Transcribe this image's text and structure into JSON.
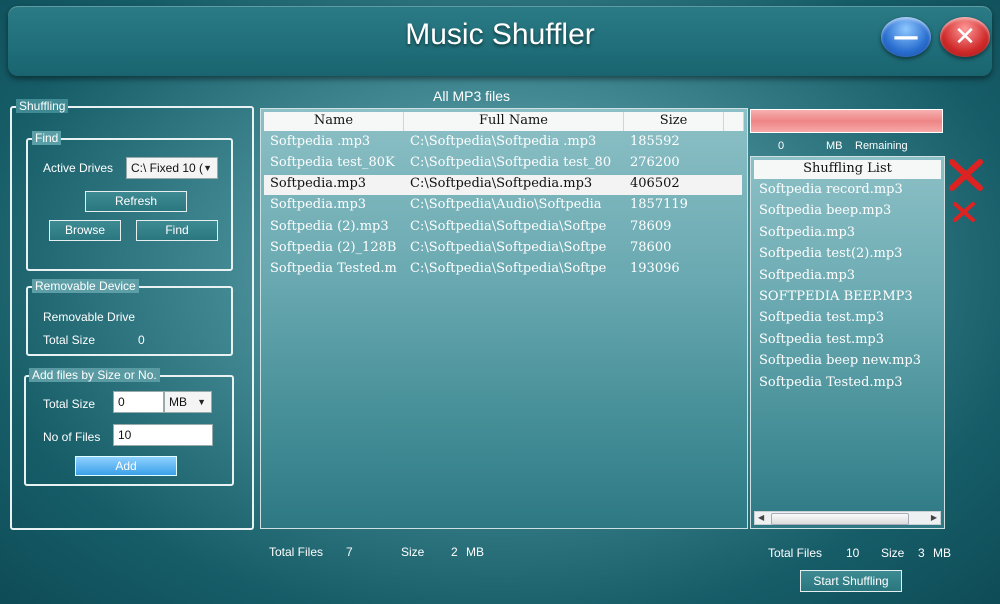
{
  "app": {
    "title": "Music Shuffler"
  },
  "window_buttons": {
    "minimize": "—",
    "close": "✕"
  },
  "shuffling": {
    "legend": "Shuffling",
    "find": {
      "legend": "Find",
      "active_drives_label": "Active Drives",
      "active_drives_value": "C:\\ Fixed 10 (",
      "refresh": "Refresh",
      "browse": "Browse",
      "find": "Find"
    },
    "removable": {
      "legend": "Removable Device",
      "drive_label": "Removable Drive",
      "total_size_label": "Total Size",
      "total_size_value": "0"
    },
    "add_files": {
      "legend": "Add files by Size or No.",
      "total_size_label": "Total Size",
      "total_size_value": "0",
      "unit": "MB",
      "no_of_files_label": "No of Files",
      "no_of_files_value": "10",
      "add_button": "Add"
    }
  },
  "mp3": {
    "title": "All MP3 files",
    "columns": [
      "Name",
      "Full Name",
      "Size"
    ],
    "rows": [
      [
        "Softpedia .mp3",
        "C:\\Softpedia\\Softpedia .mp3",
        "185592"
      ],
      [
        "Softpedia test_80K",
        "C:\\Softpedia\\Softpedia test_80",
        "276200"
      ],
      [
        "Softpedia.mp3",
        "C:\\Softpedia\\Softpedia.mp3",
        "406502"
      ],
      [
        "Softpedia.mp3",
        "C:\\Softpedia\\Audio\\Softpedia",
        "1857119"
      ],
      [
        "Softpedia (2).mp3",
        "C:\\Softpedia\\Softpedia\\Softpe",
        "78609"
      ],
      [
        "Softpedia (2)_128B",
        "C:\\Softpedia\\Softpedia\\Softpe",
        "78600"
      ],
      [
        "Softpedia Tested.m",
        "C:\\Softpedia\\Softpedia\\Softpe",
        "193096"
      ]
    ],
    "selected_row": 2,
    "total_files_label": "Total Files",
    "total_files_value": "7",
    "size_label": "Size",
    "size_value": "2",
    "size_unit": "MB"
  },
  "right": {
    "remaining_value": "0",
    "remaining_unit": "MB",
    "remaining_label": "Remaining",
    "shuffling_list_header": "Shuffling List",
    "items": [
      "Softpedia record.mp3",
      "Softpedia beep.mp3",
      "Softpedia.mp3",
      "Softpedia test(2).mp3",
      "Softpedia.mp3",
      "SOFTPEDIA BEEP.MP3",
      "Softpedia test.mp3",
      "Softpedia test.mp3",
      "Softpedia beep new.mp3",
      "Softpedia Tested.mp3"
    ],
    "total_files_label": "Total Files",
    "total_files_value": "10",
    "size_label": "Size",
    "size_value": "3",
    "size_unit": "MB",
    "start_button": "Start Shuffling"
  },
  "colors": {
    "accent_bar": "#f08c8c",
    "remove_icon": "#d22"
  }
}
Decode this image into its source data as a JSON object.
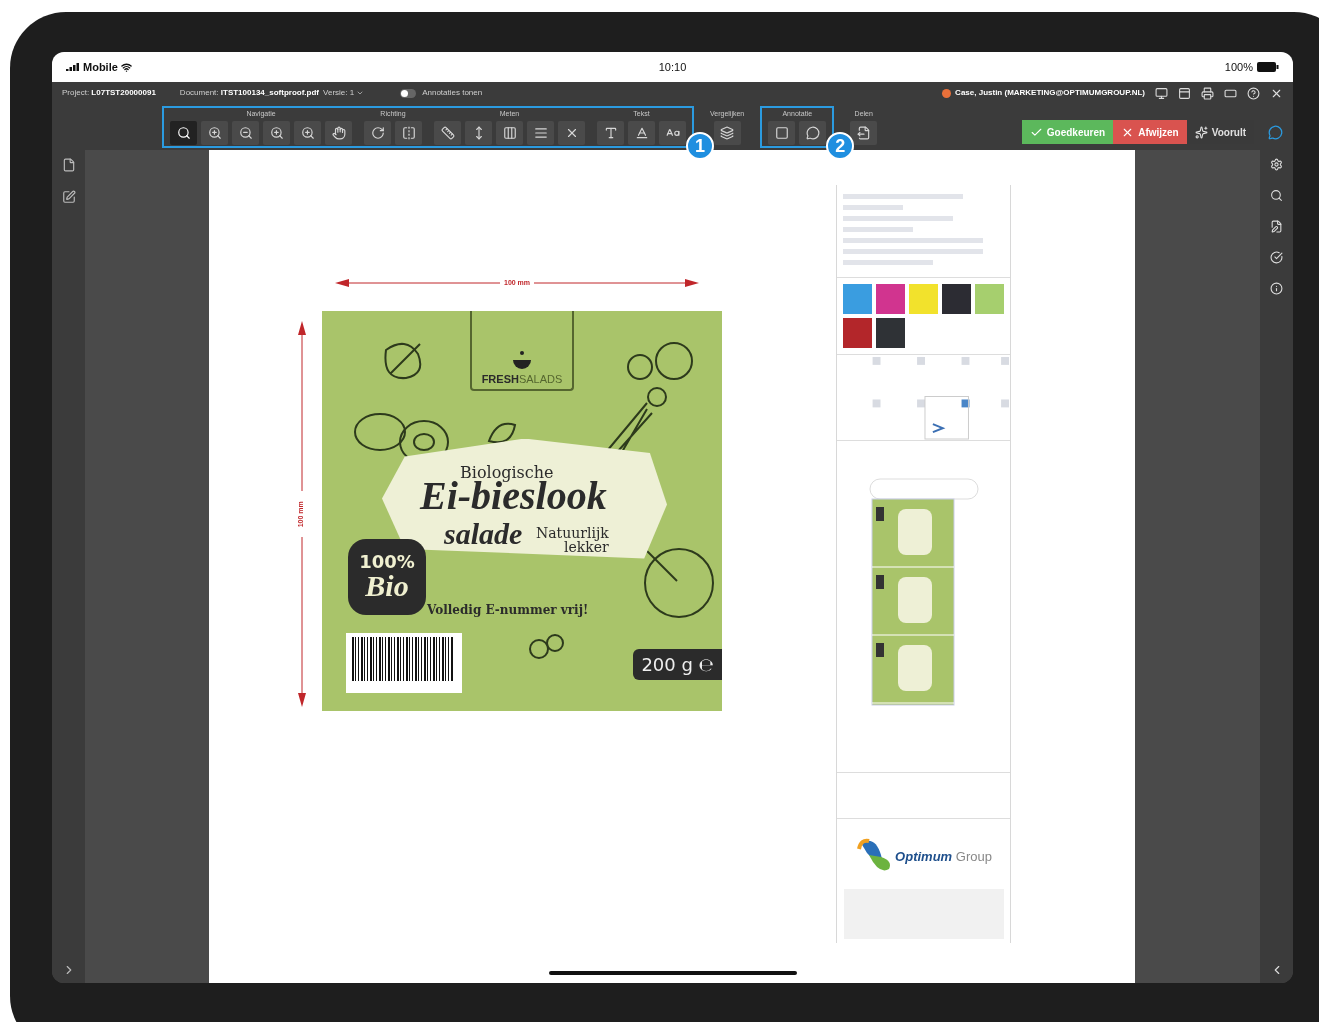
{
  "status_bar": {
    "carrier": "Mobile",
    "time": "10:10",
    "battery": "100%"
  },
  "top_bar": {
    "project_label": "Project:",
    "project": "L07TST20000091",
    "document_label": "Document:",
    "document": "ITST100134_softproof.pdf",
    "version": "Versie: 1",
    "annotations_toggle": {
      "label": "Annotaties tonen",
      "on": false
    },
    "user": "Case, Justin (MARKETING@OPTIMUMGROUP.NL)"
  },
  "toolbar": {
    "sections": [
      {
        "callout": "1",
        "groups": [
          {
            "kind": "navigation",
            "label": "Navigatie",
            "tools": [
              {
                "selected": true
              },
              {
                "selected": false
              },
              {
                "selected": false
              },
              {
                "selected": false
              },
              {
                "selected": false
              },
              {
                "selected": false
              }
            ]
          },
          {
            "kind": "direction",
            "label": "Richting",
            "tools": [
              {
                "selected": false
              },
              {
                "selected": false
              }
            ]
          },
          {
            "kind": "measure",
            "label": "Meten",
            "tools": [
              {
                "selected": false
              },
              {
                "selected": false
              },
              {
                "selected": false
              },
              {
                "selected": false
              },
              {
                "selected": false
              }
            ]
          },
          {
            "kind": "text",
            "label": "Tekst",
            "tools": [
              {
                "selected": false
              },
              {
                "selected": false
              },
              {
                "selected": false
              }
            ]
          }
        ]
      },
      {
        "groups": [
          {
            "kind": "compare",
            "label": "Vergelijken",
            "tools": [
              {
                "selected": false
              }
            ]
          }
        ]
      },
      {
        "callout": "2",
        "groups": [
          {
            "kind": "annotation",
            "label": "Annotatie",
            "tools": [
              {
                "selected": false
              },
              {
                "selected": false
              }
            ]
          }
        ]
      },
      {
        "groups": [
          {
            "kind": "share",
            "label": "Delen",
            "tools": [
              {
                "selected": false
              }
            ]
          }
        ]
      }
    ],
    "actions": [
      {
        "kind": "approve",
        "label": "Goedkeuren"
      },
      {
        "kind": "reject",
        "label": "Afwijzen"
      },
      {
        "kind": "neutral",
        "label": "Voorult"
      }
    ]
  },
  "artwork": {
    "width_dimension": "100 mm",
    "height_dimension": "100 mm",
    "brand": [
      "FRESH",
      "SALADS"
    ],
    "subtitle": "Biologische",
    "title": "Ei-bieslook",
    "title_2": "salade",
    "tagline": [
      "Natuurlijk",
      "lekker"
    ],
    "bio_badge": [
      "100%",
      "Bio"
    ],
    "claim": "Volledig E-nummer vrij!",
    "weight": "200 g ℮"
  },
  "info_panel": {
    "swatches": [
      {
        "color": "#3a9de0"
      },
      {
        "color": "#d1348f"
      },
      {
        "color": "#f2e22c"
      },
      {
        "color": "#2c2c33"
      },
      {
        "color": "#a6cf6e"
      },
      {
        "color": "#b3262a"
      },
      {
        "color": "#2f3236"
      }
    ],
    "logo": [
      "Optimum",
      "Group"
    ]
  }
}
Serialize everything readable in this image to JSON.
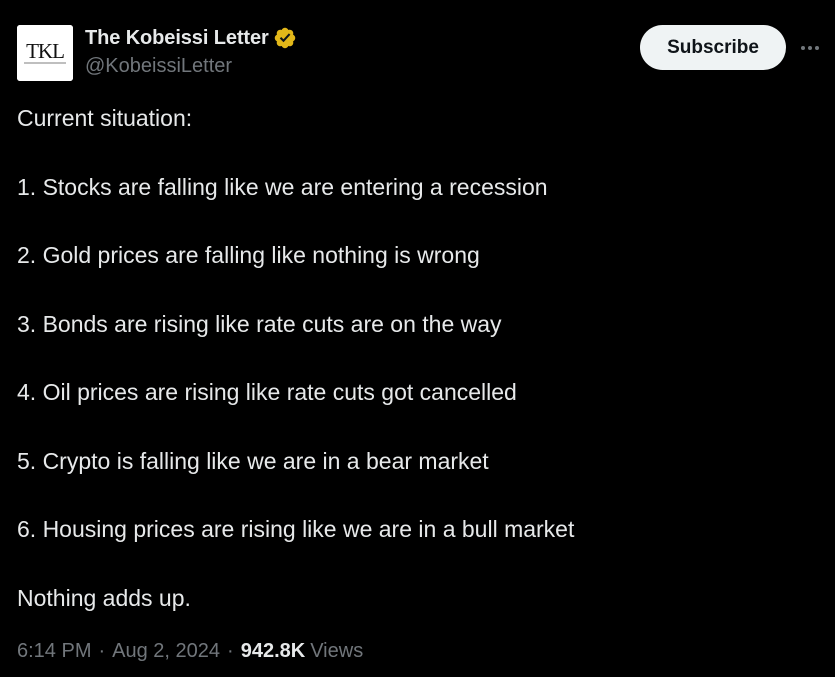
{
  "author": {
    "avatar_text": "TKL",
    "display_name": "The Kobeissi Letter",
    "handle": "@KobeissiLetter",
    "verified_icon": "verified-badge-icon",
    "verified_color": "#e2b719"
  },
  "actions": {
    "subscribe_label": "Subscribe",
    "more_icon": "more-options-icon"
  },
  "post": {
    "lines": [
      "Current situation:",
      "1. Stocks are falling like we are entering a recession",
      "2. Gold prices are falling like nothing is wrong",
      "3. Bonds are rising like rate cuts are on the way",
      "4. Oil prices are rising like rate cuts got cancelled",
      "5. Crypto is falling like we are in a bear market",
      "6. Housing prices are rising like we are in a bull market",
      "Nothing adds up."
    ]
  },
  "meta": {
    "time": "6:14 PM",
    "separator": "·",
    "date": "Aug 2, 2024",
    "views_count": "942.8K",
    "views_label": "Views"
  },
  "colors": {
    "background": "#000000",
    "text_primary": "#e7e9ea",
    "text_secondary": "#71767b",
    "button_bg": "#eff3f4"
  }
}
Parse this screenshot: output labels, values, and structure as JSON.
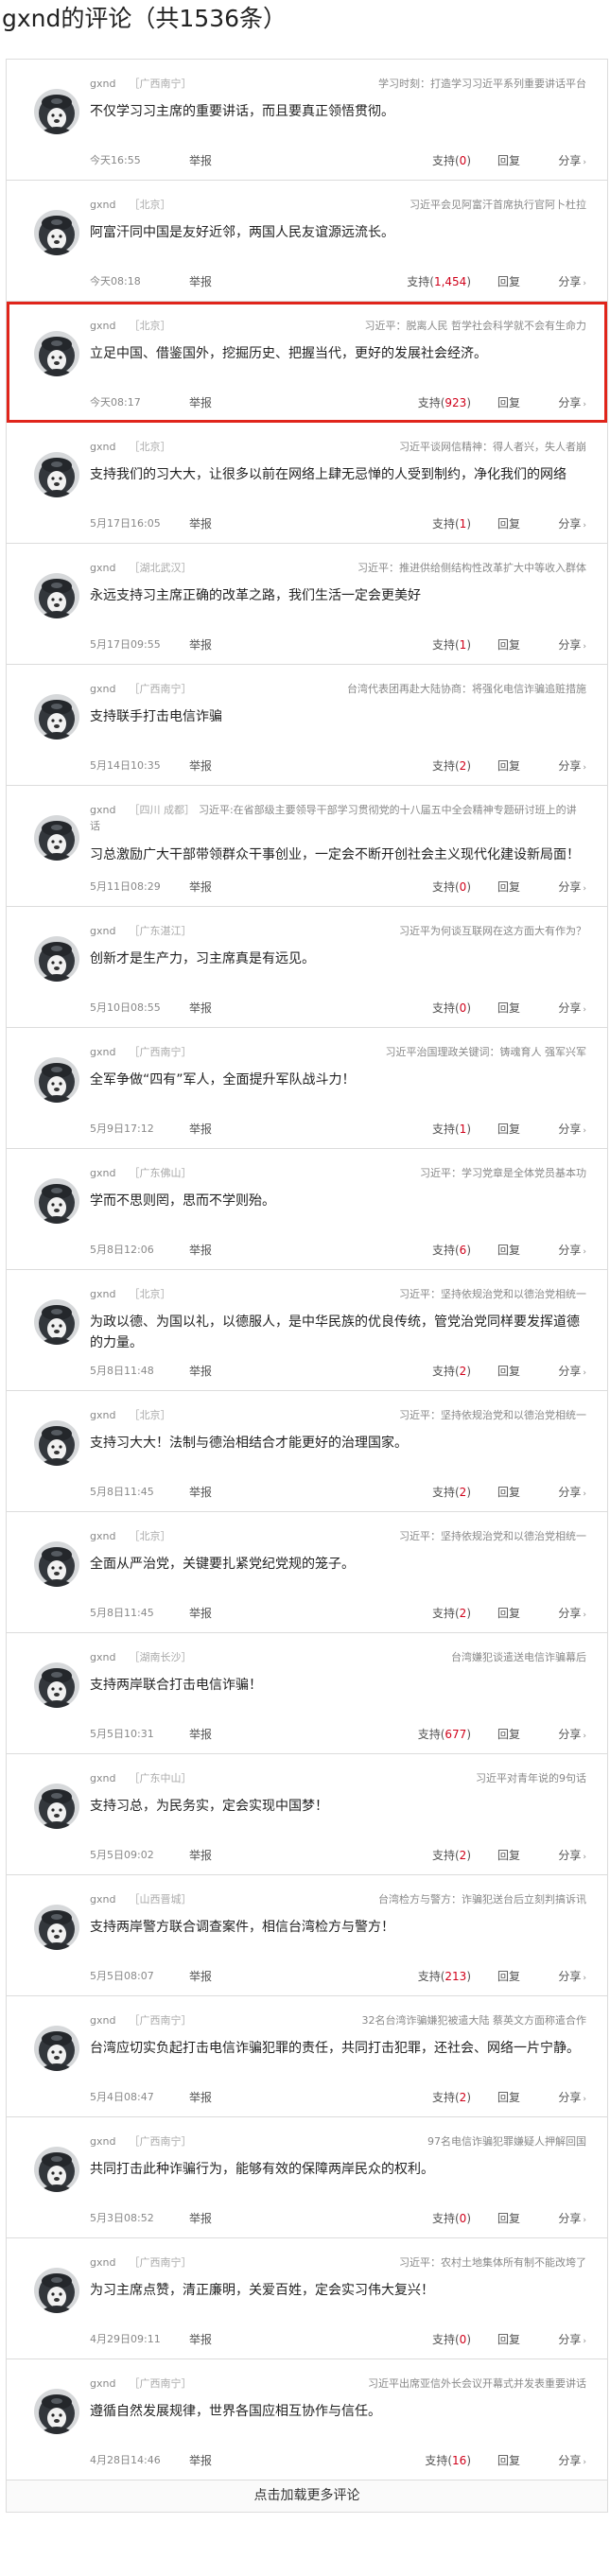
{
  "header": {
    "title": "gxnd的评论（共1536条）"
  },
  "labels": {
    "report": "举报",
    "support": "支持",
    "reply": "回复",
    "share": "分享",
    "share_arrow": "›",
    "load_more": "点击加载更多评论"
  },
  "colors": {
    "highlight": "#e0251b",
    "count": "#d0021b",
    "border": "#dcdcdc"
  },
  "comments": [
    {
      "user": "gxnd",
      "location": "［广西南宁］",
      "topic": "学习时刻：打造学习习近平系列重要讲话平台",
      "content": "不仅学习习主席的重要讲话，而且要真正领悟贯彻。",
      "time": "今天16:55",
      "support_count": "0"
    },
    {
      "user": "gxnd",
      "location": "［北京］",
      "topic": "习近平会见阿富汗首席执行官阿卜杜拉",
      "content": "阿富汗同中国是友好近邻，两国人民友谊源远流长。",
      "time": "今天08:18",
      "support_count": "1,454"
    },
    {
      "user": "gxnd",
      "location": "［北京］",
      "topic": "习近平：脱离人民 哲学社会科学就不会有生命力",
      "content": "立足中国、借鉴国外，挖掘历史、把握当代，更好的发展社会经济。",
      "time": "今天08:17",
      "support_count": "923"
    },
    {
      "user": "gxnd",
      "location": "［北京］",
      "topic": "习近平谈网信精神：得人者兴，失人者崩",
      "content": "支持我们的习大大，让很多以前在网络上肆无忌惮的人受到制约，净化我们的网络",
      "time": "5月17日16:05",
      "support_count": "1"
    },
    {
      "user": "gxnd",
      "location": "［湖北武汉］",
      "topic": "习近平：推进供给侧结构性改革扩大中等收入群体",
      "content": "永远支持习主席正确的改革之路，我们生活一定会更美好",
      "time": "5月17日09:55",
      "support_count": "1"
    },
    {
      "user": "gxnd",
      "location": "［广西南宁］",
      "topic": "台湾代表团再赴大陆协商：将强化电信诈骗追赃措施",
      "content": "支持联手打击电信诈骗",
      "time": "5月14日10:35",
      "support_count": "2"
    },
    {
      "user": "gxnd",
      "location": "［四川 成都］",
      "topic": "习近平:在省部级主要领导干部学习贯彻党的十八届五中全会精神专题研讨班上的讲话",
      "content": "习总激励广大干部带领群众干事创业，一定会不断开创社会主义现代化建设新局面！",
      "time": "5月11日08:29",
      "support_count": "0"
    },
    {
      "user": "gxnd",
      "location": "［广东湛江］",
      "topic": "习近平为何谈互联网在这方面大有作为？",
      "content": "创新才是生产力，习主席真是有远见。",
      "time": "5月10日08:55",
      "support_count": "0"
    },
    {
      "user": "gxnd",
      "location": "［广西南宁］",
      "topic": "习近平治国理政关键词：铸魂育人 强军兴军",
      "content": "全军争做“四有”军人，全面提升军队战斗力！",
      "time": "5月9日17:12",
      "support_count": "1"
    },
    {
      "user": "gxnd",
      "location": "［广东佛山］",
      "topic": "习近平：学习党章是全体党员基本功",
      "content": "学而不思则罔，思而不学则殆。",
      "time": "5月8日12:06",
      "support_count": "6"
    },
    {
      "user": "gxnd",
      "location": "［北京］",
      "topic": "习近平：坚持依规治党和以德治党相统一",
      "content": "为政以德、为国以礼，以德服人，是中华民族的优良传统，管党治党同样要发挥道德的力量。",
      "time": "5月8日11:48",
      "support_count": "2"
    },
    {
      "user": "gxnd",
      "location": "［北京］",
      "topic": "习近平：坚持依规治党和以德治党相统一",
      "content": "支持习大大！法制与德治相结合才能更好的治理国家。",
      "time": "5月8日11:45",
      "support_count": "2"
    },
    {
      "user": "gxnd",
      "location": "［北京］",
      "topic": "习近平：坚持依规治党和以德治党相统一",
      "content": "全面从严治党，关键要扎紧党纪党规的笼子。",
      "time": "5月8日11:45",
      "support_count": "2"
    },
    {
      "user": "gxnd",
      "location": "［湖南长沙］",
      "topic": "台湾嫌犯谈遣送电信诈骗幕后",
      "content": "支持两岸联合打击电信诈骗！",
      "time": "5月5日10:31",
      "support_count": "677"
    },
    {
      "user": "gxnd",
      "location": "［广东中山］",
      "topic": "习近平对青年说的9句话",
      "content": "支持习总，为民务实，定会实现中国梦！",
      "time": "5月5日09:02",
      "support_count": "2"
    },
    {
      "user": "gxnd",
      "location": "［山西晋城］",
      "topic": "台湾检方与警方：诈骗犯送台后立刻判搞诉讯",
      "content": "支持两岸警方联合调查案件，相信台湾检方与警方！",
      "time": "5月5日08:07",
      "support_count": "213"
    },
    {
      "user": "gxnd",
      "location": "［广西南宁］",
      "topic": "32名台湾诈骗嫌犯被遣大陆 蔡英文方面称遣合作",
      "content": "台湾应切实负起打击电信诈骗犯罪的责任，共同打击犯罪，还社会、网络一片宁静。",
      "time": "5月4日08:47",
      "support_count": "2"
    },
    {
      "user": "gxnd",
      "location": "［广西南宁］",
      "topic": "97名电信诈骗犯罪嫌疑人押解回国",
      "content": "共同打击此种诈骗行为，能够有效的保障两岸民众的权利。",
      "time": "5月3日08:52",
      "support_count": "0"
    },
    {
      "user": "gxnd",
      "location": "［广西南宁］",
      "topic": "习近平：农村土地集体所有制不能改垮了",
      "content": "为习主席点赞，清正廉明，关爱百姓，定会实习伟大复兴！",
      "time": "4月29日09:11",
      "support_count": "0"
    },
    {
      "user": "gxnd",
      "location": "［广西南宁］",
      "topic": "习近平出席亚信外长会议开幕式并发表重要讲话",
      "content": "遵循自然发展规律，世界各国应相互协作与信任。",
      "time": "4月28日14:46",
      "support_count": "16"
    }
  ]
}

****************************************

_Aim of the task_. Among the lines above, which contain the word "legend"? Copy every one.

_Answer to this task_.
    "legend": "Shuffling",
      "legend": "Find",
      "legend": "Removable Device",
      "legend": "Add files by Size or No.",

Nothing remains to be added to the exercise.